There was once a rich man who lost all he had and became destitute, whereupon his wife advised him to ask aid and assistance of one of his intimates. So he betook himself to a certain friend of his and acquainted him with his necessities; and he lent him five hundred dinars to trade withal. Now in early life he had been a jeweller; so he took the gold and went to the jewel-bazar, where he opened a shop to buy and sell. Presently, as he sat in his shop three men accosted him and asked for his father, and when he told them that he was deceased, they said, "Say, did he leave issue?" Quoth the jeweller, "He left the slave who is before you." They asked, "And who knoweth thee for his son?"; and he answered, "The people of the bazar whereupon they said, "Call them together, that they may testify to us that thou art his very son." So he called them and they bore witness of this; whereupon the three men delivered to him a pair of saddle- bags, containing thirty thousand dinars, besides jewels and bullion of high value, saying, "This was deposited with us in trust by thy father." Then they went away; and presently there came to him a woman, who sought of him certain of the jewels, worth five hundred dinars which she bought and paid him three thousand for them. Upon this he arose and took five hundred dinars and carrying them to his friend who had lent him the money, said to him, "Take the five hundred dinars I borrowed of thee; for Allah hath opened to me the gate of prosperity." Quoth the other, "Nay; I gave them to thee outright, for the love of Allah; so do thou keep them. And take this paper, but read it not till thou be at home, and do according to that which is therein." So he took the money and the paper and returned home, where he opened the scroll and found therein inscribed these couplets,

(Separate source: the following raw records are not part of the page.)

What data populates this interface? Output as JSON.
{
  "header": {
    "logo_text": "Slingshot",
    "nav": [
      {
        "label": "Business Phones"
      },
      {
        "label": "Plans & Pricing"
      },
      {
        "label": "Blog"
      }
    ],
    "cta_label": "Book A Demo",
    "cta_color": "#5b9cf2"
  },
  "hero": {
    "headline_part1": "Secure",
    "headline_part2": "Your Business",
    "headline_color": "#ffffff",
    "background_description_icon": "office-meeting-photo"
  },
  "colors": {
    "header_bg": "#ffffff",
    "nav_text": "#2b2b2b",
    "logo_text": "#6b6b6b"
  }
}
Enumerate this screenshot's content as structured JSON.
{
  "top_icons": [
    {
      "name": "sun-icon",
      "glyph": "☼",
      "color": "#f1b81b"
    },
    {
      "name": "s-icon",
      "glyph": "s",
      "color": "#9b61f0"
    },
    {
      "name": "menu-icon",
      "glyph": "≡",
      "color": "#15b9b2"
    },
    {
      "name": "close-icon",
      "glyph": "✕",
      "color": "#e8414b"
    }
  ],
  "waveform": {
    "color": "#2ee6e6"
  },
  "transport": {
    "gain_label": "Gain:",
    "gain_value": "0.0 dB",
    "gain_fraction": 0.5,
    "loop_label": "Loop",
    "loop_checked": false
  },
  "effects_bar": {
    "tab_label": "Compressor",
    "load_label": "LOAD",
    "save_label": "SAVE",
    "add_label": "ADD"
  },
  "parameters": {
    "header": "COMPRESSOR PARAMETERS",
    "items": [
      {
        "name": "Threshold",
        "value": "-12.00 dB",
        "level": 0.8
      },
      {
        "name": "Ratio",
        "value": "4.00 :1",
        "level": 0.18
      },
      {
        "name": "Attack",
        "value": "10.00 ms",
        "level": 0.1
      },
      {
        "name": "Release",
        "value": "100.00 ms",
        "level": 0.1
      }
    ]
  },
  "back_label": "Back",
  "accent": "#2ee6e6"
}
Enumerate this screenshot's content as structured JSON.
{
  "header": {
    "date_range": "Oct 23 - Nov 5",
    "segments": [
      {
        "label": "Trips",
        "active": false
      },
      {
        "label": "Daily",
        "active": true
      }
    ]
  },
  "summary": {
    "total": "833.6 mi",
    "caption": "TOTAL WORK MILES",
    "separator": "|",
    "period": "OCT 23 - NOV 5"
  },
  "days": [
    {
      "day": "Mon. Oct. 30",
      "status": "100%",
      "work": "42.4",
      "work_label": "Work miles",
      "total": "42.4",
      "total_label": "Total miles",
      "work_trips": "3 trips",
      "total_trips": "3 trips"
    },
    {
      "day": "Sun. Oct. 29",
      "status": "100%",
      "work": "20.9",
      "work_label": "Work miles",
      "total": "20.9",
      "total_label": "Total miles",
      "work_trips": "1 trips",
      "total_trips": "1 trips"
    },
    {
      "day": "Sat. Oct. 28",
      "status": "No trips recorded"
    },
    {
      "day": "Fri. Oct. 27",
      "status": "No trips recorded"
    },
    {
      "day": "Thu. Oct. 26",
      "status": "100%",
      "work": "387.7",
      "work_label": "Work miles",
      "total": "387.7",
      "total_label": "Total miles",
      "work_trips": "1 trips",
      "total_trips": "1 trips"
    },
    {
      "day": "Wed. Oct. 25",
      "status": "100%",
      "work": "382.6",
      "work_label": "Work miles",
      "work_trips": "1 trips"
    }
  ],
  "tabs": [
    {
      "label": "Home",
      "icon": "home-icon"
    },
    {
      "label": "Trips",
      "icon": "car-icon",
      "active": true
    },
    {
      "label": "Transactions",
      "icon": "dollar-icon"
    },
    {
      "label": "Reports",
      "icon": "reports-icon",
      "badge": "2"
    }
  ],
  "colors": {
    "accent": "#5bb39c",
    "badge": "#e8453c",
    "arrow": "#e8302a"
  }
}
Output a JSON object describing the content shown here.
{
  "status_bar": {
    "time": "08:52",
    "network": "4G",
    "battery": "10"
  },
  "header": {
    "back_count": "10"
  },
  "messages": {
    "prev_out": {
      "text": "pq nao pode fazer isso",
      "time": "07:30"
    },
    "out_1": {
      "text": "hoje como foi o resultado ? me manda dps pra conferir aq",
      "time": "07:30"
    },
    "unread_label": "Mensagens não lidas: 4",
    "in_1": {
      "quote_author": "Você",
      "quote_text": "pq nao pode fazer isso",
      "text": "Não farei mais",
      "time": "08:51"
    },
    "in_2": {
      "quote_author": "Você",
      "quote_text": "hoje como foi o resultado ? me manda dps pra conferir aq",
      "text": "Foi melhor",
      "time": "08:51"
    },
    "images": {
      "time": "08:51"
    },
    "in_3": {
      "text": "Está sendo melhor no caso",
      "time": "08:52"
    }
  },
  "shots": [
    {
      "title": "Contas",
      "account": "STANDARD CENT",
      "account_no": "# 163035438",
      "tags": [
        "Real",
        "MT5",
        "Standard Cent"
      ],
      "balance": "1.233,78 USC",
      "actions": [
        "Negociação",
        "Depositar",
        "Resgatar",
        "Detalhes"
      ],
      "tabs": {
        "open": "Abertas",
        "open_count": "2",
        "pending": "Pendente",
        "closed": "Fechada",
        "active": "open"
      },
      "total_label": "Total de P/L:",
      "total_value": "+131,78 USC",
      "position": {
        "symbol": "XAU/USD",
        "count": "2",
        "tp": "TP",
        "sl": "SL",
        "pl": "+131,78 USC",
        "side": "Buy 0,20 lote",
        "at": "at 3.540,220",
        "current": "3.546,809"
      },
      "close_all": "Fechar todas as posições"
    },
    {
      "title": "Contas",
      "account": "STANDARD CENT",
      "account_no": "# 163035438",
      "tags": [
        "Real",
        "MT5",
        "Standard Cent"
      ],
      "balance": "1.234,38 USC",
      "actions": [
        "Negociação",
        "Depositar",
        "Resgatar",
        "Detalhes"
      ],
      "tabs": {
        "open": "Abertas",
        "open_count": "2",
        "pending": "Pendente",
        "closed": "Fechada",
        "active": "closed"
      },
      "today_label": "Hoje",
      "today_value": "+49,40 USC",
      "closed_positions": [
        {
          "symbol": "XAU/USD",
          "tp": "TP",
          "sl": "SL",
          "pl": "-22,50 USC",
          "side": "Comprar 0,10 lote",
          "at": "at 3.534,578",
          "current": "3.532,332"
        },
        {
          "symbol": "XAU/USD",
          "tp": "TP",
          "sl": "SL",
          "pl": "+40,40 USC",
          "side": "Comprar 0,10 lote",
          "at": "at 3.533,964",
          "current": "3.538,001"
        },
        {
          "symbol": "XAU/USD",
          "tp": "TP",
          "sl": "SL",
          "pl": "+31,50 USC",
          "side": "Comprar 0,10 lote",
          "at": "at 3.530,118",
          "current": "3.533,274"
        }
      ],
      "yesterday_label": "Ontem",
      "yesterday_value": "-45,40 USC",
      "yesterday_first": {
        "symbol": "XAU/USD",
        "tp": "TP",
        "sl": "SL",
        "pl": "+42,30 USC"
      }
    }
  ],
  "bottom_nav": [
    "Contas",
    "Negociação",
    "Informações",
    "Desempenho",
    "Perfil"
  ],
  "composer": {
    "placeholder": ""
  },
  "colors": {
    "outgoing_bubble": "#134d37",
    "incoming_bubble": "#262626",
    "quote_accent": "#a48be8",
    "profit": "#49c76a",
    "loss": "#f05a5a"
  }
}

"Kinsmen of mine were those three men who came to thee; * My sire and uncles twain and Sálih bin Ali.
So what for cash thou coldest, to my mother 'twas * Thou soldest it, and coin and gems were sent by me.
Thus doing I desired not any harm to thee * But in my presence spare thee and thy modesty."
And they also recount the story of...
[Go to The Ruined Man Who Became Rich Again Through A Dream]
Burton, Richard (1821-1890). The Book of the Thousand Nights and a Night. London. 1885-1888. Gutenberg Vol. I. Gutenberg Vol. II. Gutenberg Vol. III. Gutenberg Vol. IV. Gutenberg Vol. V. Gutenberg Vol. V. Gutenberg Vol. VII. Gutenberg Vol. VIII. Gutenberg Vol. IX. Gutenberg Vol. X. Please consult the Gutenberg edition for footnotes; the footnotes have not been included in this web version.
1001 Nights Hypertext. Laura Gibbs, Ph.D. This website is licensed under a Creative Commons License. The texts presented here are in the public domain. Thanks to Gene Perry for his excellent help in preparing the texts for the web. Page last updated: January 1, 2005 10:46 PM